What is required
Word for word, print every entry below.

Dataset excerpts
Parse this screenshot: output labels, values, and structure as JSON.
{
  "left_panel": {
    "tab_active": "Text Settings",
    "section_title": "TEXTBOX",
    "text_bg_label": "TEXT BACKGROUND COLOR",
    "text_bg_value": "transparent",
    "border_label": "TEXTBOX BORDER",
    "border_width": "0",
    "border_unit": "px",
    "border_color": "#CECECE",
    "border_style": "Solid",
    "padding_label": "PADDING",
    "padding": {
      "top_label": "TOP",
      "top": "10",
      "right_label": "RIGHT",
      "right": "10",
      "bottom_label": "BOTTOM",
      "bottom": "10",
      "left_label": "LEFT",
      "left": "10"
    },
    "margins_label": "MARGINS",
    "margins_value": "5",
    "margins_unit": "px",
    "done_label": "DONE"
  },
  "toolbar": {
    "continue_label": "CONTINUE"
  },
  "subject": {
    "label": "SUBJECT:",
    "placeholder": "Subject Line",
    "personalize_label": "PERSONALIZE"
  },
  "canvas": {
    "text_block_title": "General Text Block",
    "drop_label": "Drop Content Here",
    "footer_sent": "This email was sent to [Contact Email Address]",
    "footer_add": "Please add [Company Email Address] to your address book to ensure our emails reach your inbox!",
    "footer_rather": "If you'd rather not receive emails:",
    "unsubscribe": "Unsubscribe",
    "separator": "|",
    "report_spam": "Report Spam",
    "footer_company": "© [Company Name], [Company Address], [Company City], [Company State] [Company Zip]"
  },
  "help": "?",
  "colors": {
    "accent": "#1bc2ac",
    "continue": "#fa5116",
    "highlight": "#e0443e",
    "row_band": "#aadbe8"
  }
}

Output of the exercise
Parse this screenshot: output labels, values, and structure as JSON.
{
  "left_panel": {
    "tab_active": "Text Settings",
    "section_title": "TEXTBOX",
    "text_bg_label": "TEXT BACKGROUND COLOR",
    "text_bg_value": "transparent",
    "border_label": "TEXTBOX BORDER",
    "border_width": "0",
    "border_unit": "px",
    "border_color": "#CECECE",
    "border_style": "Solid",
    "padding_label": "PADDING",
    "padding": {
      "top_label": "TOP",
      "top": "10",
      "right_label": "RIGHT",
      "right": "10",
      "bottom_label": "BOTTOM",
      "bottom": "10",
      "left_label": "LEFT",
      "left": "10"
    },
    "margins_label": "MARGINS",
    "margins_value": "5",
    "margins_unit": "px",
    "done_label": "DONE"
  },
  "toolbar": {
    "continue_label": "CONTINUE"
  },
  "subject": {
    "label": "SUBJECT:",
    "placeholder": "Subject Line",
    "personalize_label": "PERSONALIZE"
  },
  "canvas": {
    "text_block_title": "General Text Block",
    "drop_label": "Drop Content Here",
    "footer_sent": "This email was sent to [Contact Email Address]",
    "footer_add": "Please add [Company Email Address] to your address book to ensure our emails reach your inbox!",
    "footer_rather": "If you'd rather not receive emails:",
    "unsubscribe": "Unsubscribe",
    "separator": "|",
    "report_spam": "Report Spam",
    "footer_company": "© [Company Name], [Company Address], [Company City], [Company State] [Company Zip]"
  },
  "help": "?",
  "colors": {
    "accent": "#1bc2ac",
    "continue": "#fa5116",
    "highlight": "#e0443e",
    "row_band": "#aadbe8"
  }
}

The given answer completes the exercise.